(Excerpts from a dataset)
********************
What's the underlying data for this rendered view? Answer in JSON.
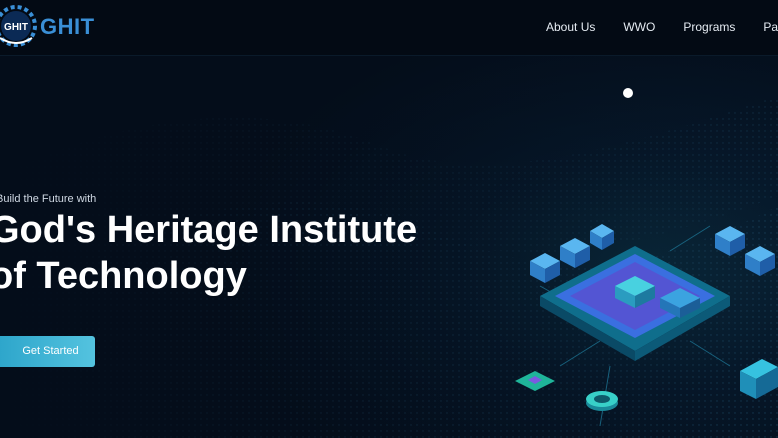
{
  "brand": {
    "name": "GHIT",
    "logo_text": "GHIT"
  },
  "nav": {
    "items": [
      "About Us",
      "WWO",
      "Programs",
      "Partners"
    ]
  },
  "hero": {
    "tagline": "Build the Future with",
    "title_line1": "God's Heritage Institute",
    "title_line2": "of Technology",
    "cta_label": "Get Started"
  },
  "colors": {
    "background": "#040d1a",
    "brand": "#3a8fd6",
    "accent": "#2aa3c9",
    "chip": "#3a6fe0"
  },
  "icons": {
    "logo": "gear-logo-icon",
    "slider_dot": "carousel-dot-icon"
  }
}
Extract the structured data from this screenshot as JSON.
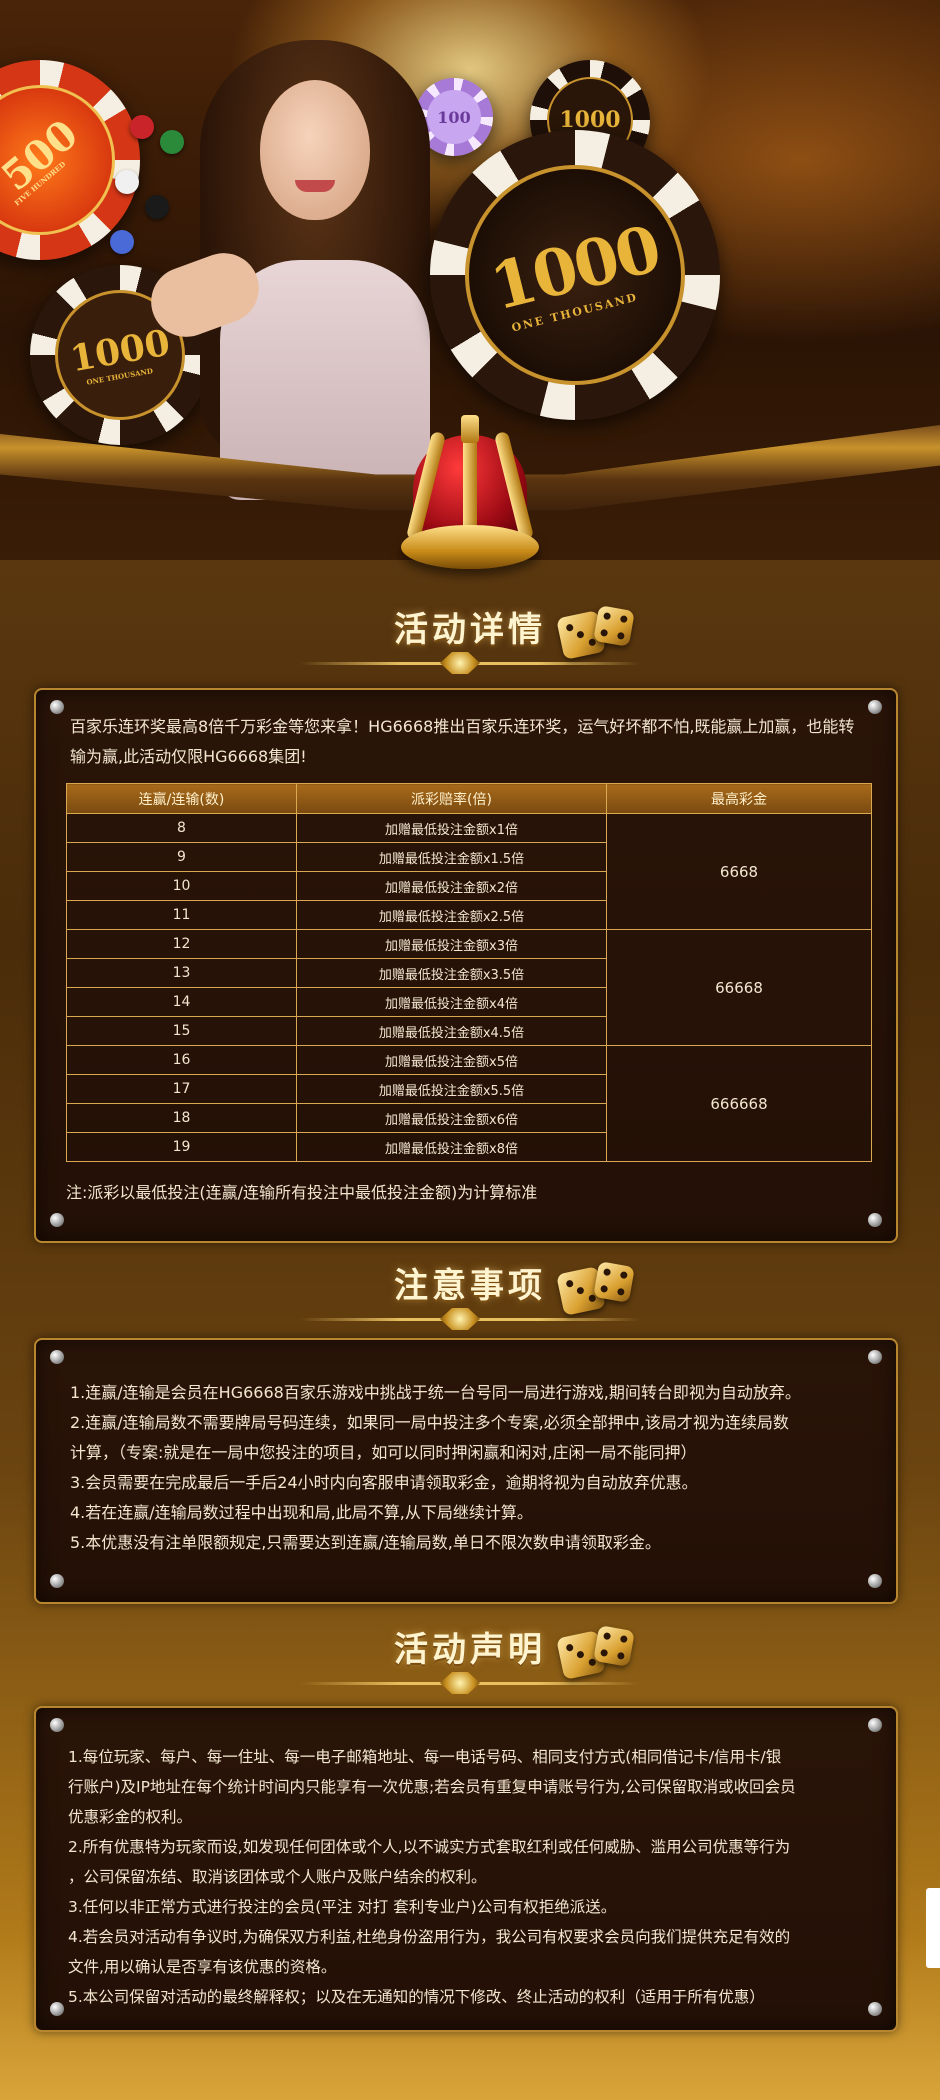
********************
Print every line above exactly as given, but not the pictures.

What's the underlying data for this rendered view? Answer in JSON.
{
  "brand": {
    "name": "GHIT",
    "logo_text": "GHIT"
  },
  "nav": {
    "items": [
      "About Us",
      "WWO",
      "Programs",
      "Partners"
    ]
  },
  "hero": {
    "tagline": "Build the Future with",
    "title_line1": "God's Heritage Institute",
    "title_line2": "of Technology",
    "cta_label": "Get Started"
  },
  "colors": {
    "background": "#040d1a",
    "brand": "#3a8fd6",
    "accent": "#2aa3c9",
    "chip": "#3a6fe0"
  },
  "icons": {
    "logo": "gear-logo-icon",
    "slider_dot": "carousel-dot-icon"
  }
}
Extract the structured data from this screenshot as JSON.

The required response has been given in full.